(Task brief): Restate word for word all of the lines below, with each image left out.

----------------

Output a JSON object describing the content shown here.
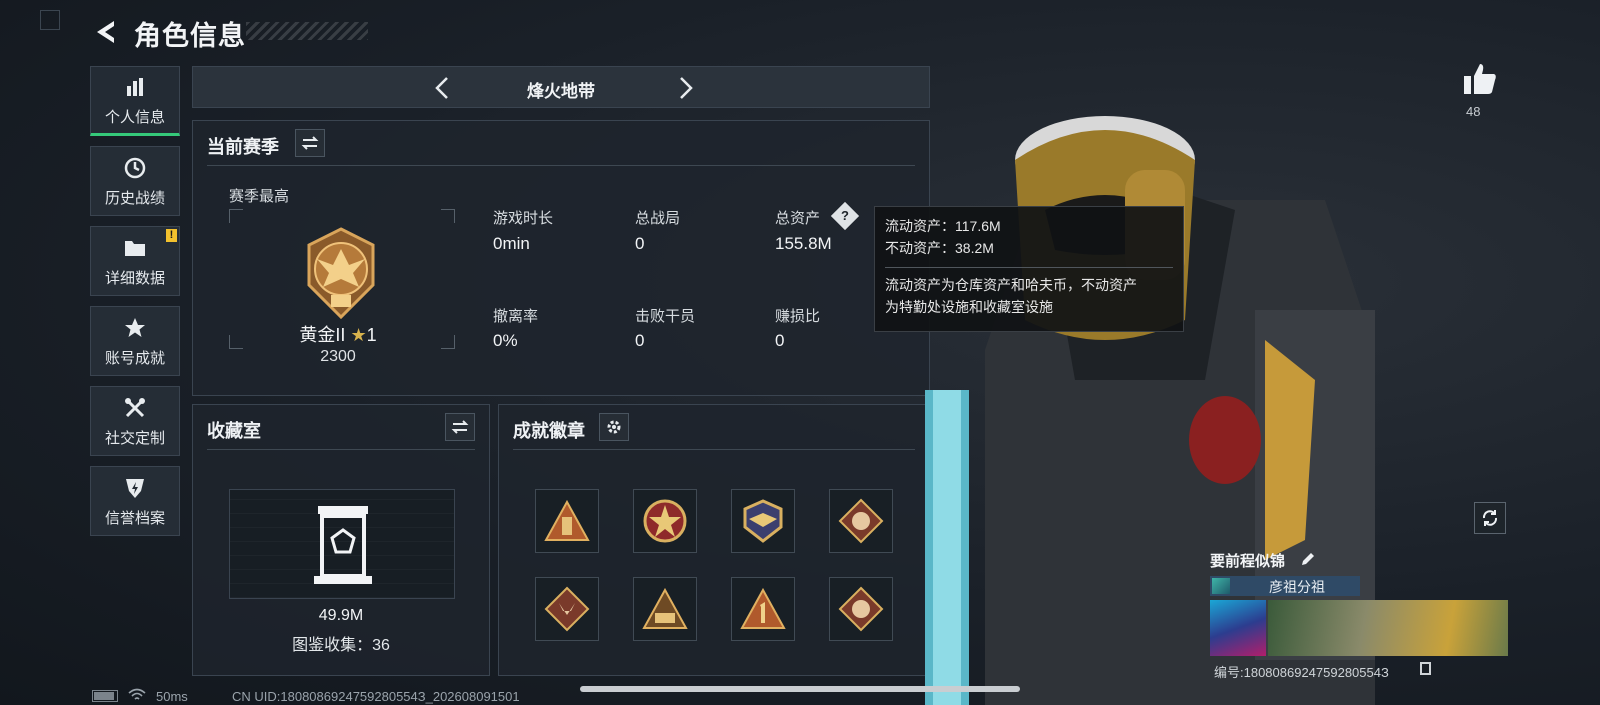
{
  "header": {
    "title": "角色信息"
  },
  "sidebar": {
    "items": [
      {
        "label": "个人信息",
        "icon": "bar-chart-icon",
        "active": true
      },
      {
        "label": "历史战绩",
        "icon": "history-clock-icon"
      },
      {
        "label": "详细数据",
        "icon": "folder-icon",
        "badge": "!"
      },
      {
        "label": "账号成就",
        "icon": "achievement-star-icon"
      },
      {
        "label": "社交定制",
        "icon": "tools-icon"
      },
      {
        "label": "信誉档案",
        "icon": "shield-lightning-icon"
      }
    ]
  },
  "season_nav": {
    "title": "烽火地带"
  },
  "current_season": {
    "title": "当前赛季",
    "peak_label": "赛季最高",
    "rank_name": "黄金II",
    "rank_stars": "1",
    "rank_score": "2300",
    "stats": [
      {
        "label": "游戏时长",
        "value": "0min"
      },
      {
        "label": "总战局",
        "value": "0"
      },
      {
        "label": "总资产",
        "value": "155.8M"
      },
      {
        "label": "撤离率",
        "value": "0%"
      },
      {
        "label": "击败干员",
        "value": "0"
      },
      {
        "label": "赚损比",
        "value": "0"
      }
    ]
  },
  "tooltip": {
    "liquid": "流动资产：117.6M",
    "fixed": "不动资产：38.2M",
    "desc_line1": "流动资产为仓库资产和哈夫币，不动资产",
    "desc_line2": "为特勤处设施和收藏室设施"
  },
  "collection": {
    "title": "收藏室",
    "value": "49.9M",
    "catalog": "图鉴收集：36"
  },
  "achievements": {
    "title": "成就徽章",
    "badges": [
      "triangle-tower-badge",
      "shield-star-badge",
      "winged-emblem-badge",
      "dragon-diamond-badge",
      "wolf-diamond-badge",
      "triangle-squad-badge",
      "triangle-one-badge",
      "dragon-diamond-badge-2"
    ]
  },
  "profile": {
    "likes": "48",
    "player_name": "要前程似锦",
    "clan": "彦祖分祖",
    "uid_line": "编号:1808086924759280554З"
  },
  "footer": {
    "ping": "50ms",
    "uid": "CN UID:1808086924759280554З_202608091501"
  },
  "colors": {
    "accent_green": "#35c97a",
    "warn_yellow": "#f2c12e",
    "clan_blue": "#2f4a66"
  }
}
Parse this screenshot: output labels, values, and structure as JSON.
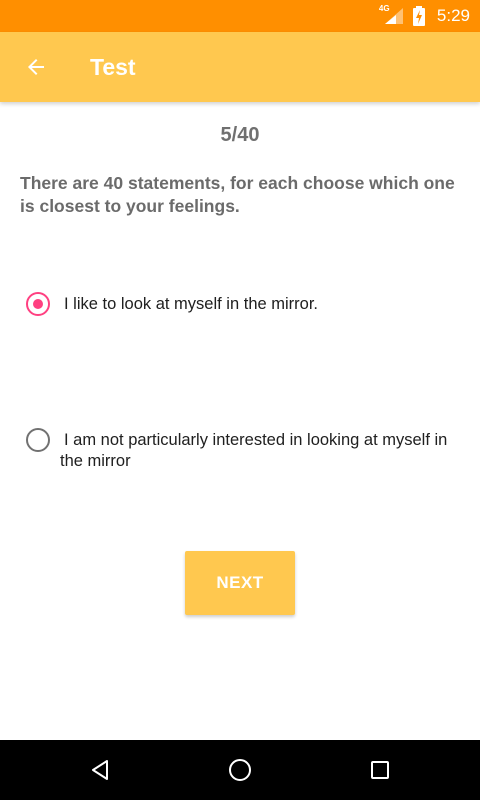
{
  "status_bar": {
    "network_label": "4G",
    "time": "5:29",
    "icons": [
      "signal-icon",
      "battery-charging-icon"
    ]
  },
  "app_bar": {
    "title": "Test",
    "back_icon": "arrow-left-icon"
  },
  "test": {
    "progress": "5/40",
    "instructions": "There are 40 statements, for each choose which one is closest to your feelings.",
    "options": [
      {
        "label": "I like to look at myself in the mirror.",
        "selected": true
      },
      {
        "label": "I am not particularly interested in looking at myself in the mirror",
        "selected": false
      }
    ],
    "next_label": "NEXT"
  },
  "nav_bar": {
    "icons": [
      "back-triangle-icon",
      "home-circle-icon",
      "recents-square-icon"
    ]
  },
  "colors": {
    "status_bar": "#ff8f00",
    "app_bar": "#ffc84f",
    "accent": "#ff4081",
    "button": "#ffc84f"
  }
}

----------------

(Answer to this problem):
Output a JSON object describing the content shown here.
{
  "header": {
    "title": "角色信息"
  },
  "sidebar": {
    "items": [
      {
        "label": "个人信息",
        "icon": "bar-chart-icon",
        "active": true
      },
      {
        "label": "历史战绩",
        "icon": "history-clock-icon"
      },
      {
        "label": "详细数据",
        "icon": "folder-icon",
        "badge": "!"
      },
      {
        "label": "账号成就",
        "icon": "achievement-star-icon"
      },
      {
        "label": "社交定制",
        "icon": "tools-icon"
      },
      {
        "label": "信誉档案",
        "icon": "shield-lightning-icon"
      }
    ]
  },
  "season_nav": {
    "title": "烽火地带"
  },
  "current_season": {
    "title": "当前赛季",
    "peak_label": "赛季最高",
    "rank_name": "黄金II",
    "rank_stars": "1",
    "rank_score": "2300",
    "stats": [
      {
        "label": "游戏时长",
        "value": "0min"
      },
      {
        "label": "总战局",
        "value": "0"
      },
      {
        "label": "总资产",
        "value": "155.8M"
      },
      {
        "label": "撤离率",
        "value": "0%"
      },
      {
        "label": "击败干员",
        "value": "0"
      },
      {
        "label": "赚损比",
        "value": "0"
      }
    ]
  },
  "tooltip": {
    "liquid": "流动资产：117.6M",
    "fixed": "不动资产：38.2M",
    "desc_line1": "流动资产为仓库资产和哈夫币，不动资产",
    "desc_line2": "为特勤处设施和收藏室设施"
  },
  "collection": {
    "title": "收藏室",
    "value": "49.9M",
    "catalog": "图鉴收集：36"
  },
  "achievements": {
    "title": "成就徽章",
    "badges": [
      "triangle-tower-badge",
      "shield-star-badge",
      "winged-emblem-badge",
      "dragon-diamond-badge",
      "wolf-diamond-badge",
      "triangle-squad-badge",
      "triangle-one-badge",
      "dragon-diamond-badge-2"
    ]
  },
  "profile": {
    "likes": "48",
    "player_name": "要前程似锦",
    "clan": "彦祖分祖",
    "uid_line": "编号:1808086924759280554З"
  },
  "footer": {
    "ping": "50ms",
    "uid": "CN UID:1808086924759280554З_202608091501"
  },
  "colors": {
    "accent_green": "#35c97a",
    "warn_yellow": "#f2c12e",
    "clan_blue": "#2f4a66"
  }
}
Parse this screenshot: output labels, values, and structure as JSON.
{
  "status_bar": {
    "network_label": "4G",
    "time": "5:29",
    "icons": [
      "signal-icon",
      "battery-charging-icon"
    ]
  },
  "app_bar": {
    "title": "Test",
    "back_icon": "arrow-left-icon"
  },
  "test": {
    "progress": "5/40",
    "instructions": "There are 40 statements, for each choose which one is closest to your feelings.",
    "options": [
      {
        "label": "I like to look at myself in the mirror.",
        "selected": true
      },
      {
        "label": "I am not particularly interested in looking at myself in the mirror",
        "selected": false
      }
    ],
    "next_label": "NEXT"
  },
  "nav_bar": {
    "icons": [
      "back-triangle-icon",
      "home-circle-icon",
      "recents-square-icon"
    ]
  },
  "colors": {
    "status_bar": "#ff8f00",
    "app_bar": "#ffc84f",
    "accent": "#ff4081",
    "button": "#ffc84f"
  }
}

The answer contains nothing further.